Try it: Extract each line holding the word "CMOS" from the entries.

Records:
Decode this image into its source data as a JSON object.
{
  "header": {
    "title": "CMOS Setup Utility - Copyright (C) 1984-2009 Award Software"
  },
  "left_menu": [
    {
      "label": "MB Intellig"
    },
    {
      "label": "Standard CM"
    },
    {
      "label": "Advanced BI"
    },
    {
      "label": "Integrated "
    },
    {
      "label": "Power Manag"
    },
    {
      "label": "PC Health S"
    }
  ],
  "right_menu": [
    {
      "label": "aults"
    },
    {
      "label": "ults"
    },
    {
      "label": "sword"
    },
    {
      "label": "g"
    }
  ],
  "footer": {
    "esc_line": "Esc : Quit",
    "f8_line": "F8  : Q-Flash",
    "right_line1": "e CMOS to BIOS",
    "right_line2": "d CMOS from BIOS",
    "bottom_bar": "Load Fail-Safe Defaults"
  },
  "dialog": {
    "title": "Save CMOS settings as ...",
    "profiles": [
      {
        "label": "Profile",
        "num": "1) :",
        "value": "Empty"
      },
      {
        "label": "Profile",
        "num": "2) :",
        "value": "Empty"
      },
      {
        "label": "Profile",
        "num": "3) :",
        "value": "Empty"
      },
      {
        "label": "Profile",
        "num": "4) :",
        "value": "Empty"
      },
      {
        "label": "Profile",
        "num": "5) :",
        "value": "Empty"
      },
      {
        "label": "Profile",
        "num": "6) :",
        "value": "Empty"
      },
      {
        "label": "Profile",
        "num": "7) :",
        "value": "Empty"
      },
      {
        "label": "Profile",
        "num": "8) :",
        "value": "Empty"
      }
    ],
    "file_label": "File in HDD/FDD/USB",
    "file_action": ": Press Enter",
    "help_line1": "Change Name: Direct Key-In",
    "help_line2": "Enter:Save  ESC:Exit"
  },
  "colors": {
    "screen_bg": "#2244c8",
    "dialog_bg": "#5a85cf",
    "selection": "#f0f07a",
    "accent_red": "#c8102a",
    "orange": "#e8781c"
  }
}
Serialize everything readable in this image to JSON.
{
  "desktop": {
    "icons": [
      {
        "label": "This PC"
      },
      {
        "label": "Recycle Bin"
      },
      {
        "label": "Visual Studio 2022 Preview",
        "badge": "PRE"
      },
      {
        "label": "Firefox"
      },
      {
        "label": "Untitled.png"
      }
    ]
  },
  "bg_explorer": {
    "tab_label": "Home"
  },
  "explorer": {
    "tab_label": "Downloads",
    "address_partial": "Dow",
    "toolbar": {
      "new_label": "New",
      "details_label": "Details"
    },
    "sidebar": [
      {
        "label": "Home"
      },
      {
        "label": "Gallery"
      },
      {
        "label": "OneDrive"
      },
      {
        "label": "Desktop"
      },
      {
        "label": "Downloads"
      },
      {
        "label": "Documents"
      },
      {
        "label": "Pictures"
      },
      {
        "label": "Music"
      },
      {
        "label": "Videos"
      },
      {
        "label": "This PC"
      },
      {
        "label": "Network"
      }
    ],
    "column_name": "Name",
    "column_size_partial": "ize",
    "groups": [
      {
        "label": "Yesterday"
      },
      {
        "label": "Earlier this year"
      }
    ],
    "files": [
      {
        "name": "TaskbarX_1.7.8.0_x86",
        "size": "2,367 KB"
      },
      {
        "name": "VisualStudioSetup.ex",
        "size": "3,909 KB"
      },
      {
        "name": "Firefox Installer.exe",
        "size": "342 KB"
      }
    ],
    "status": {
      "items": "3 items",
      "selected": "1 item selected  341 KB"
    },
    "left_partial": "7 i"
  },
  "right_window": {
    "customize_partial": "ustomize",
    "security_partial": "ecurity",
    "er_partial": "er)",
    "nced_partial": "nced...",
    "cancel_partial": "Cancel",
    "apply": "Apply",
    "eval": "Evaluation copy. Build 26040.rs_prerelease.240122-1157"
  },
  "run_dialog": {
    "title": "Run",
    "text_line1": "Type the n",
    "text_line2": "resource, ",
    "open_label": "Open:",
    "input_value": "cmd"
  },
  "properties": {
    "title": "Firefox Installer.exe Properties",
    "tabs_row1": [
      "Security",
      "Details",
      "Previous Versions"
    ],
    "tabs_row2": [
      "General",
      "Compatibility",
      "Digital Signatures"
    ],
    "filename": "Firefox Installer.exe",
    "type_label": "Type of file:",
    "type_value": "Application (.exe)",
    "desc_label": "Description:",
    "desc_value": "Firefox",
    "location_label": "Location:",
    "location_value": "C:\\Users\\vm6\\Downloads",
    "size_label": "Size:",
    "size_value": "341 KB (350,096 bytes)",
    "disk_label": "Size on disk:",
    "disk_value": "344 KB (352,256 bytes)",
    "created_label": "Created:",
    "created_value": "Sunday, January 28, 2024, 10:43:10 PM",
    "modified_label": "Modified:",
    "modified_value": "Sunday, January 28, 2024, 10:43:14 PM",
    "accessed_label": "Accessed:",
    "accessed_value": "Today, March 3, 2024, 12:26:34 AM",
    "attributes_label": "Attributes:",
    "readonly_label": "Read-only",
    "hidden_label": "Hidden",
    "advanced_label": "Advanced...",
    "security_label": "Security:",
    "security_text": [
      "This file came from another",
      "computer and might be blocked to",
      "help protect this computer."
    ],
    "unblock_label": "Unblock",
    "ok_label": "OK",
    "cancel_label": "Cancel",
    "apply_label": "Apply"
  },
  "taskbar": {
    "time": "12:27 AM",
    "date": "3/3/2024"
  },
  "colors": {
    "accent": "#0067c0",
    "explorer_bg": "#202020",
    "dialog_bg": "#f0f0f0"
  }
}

Problem solution:
    "title": "CMOS Setup Utility - Copyright (C) 1984-2009 Award Software"
    "right_line1": "e CMOS to BIOS",
    "right_line2": "d CMOS from BIOS",
    "title": "Save CMOS settings as ...",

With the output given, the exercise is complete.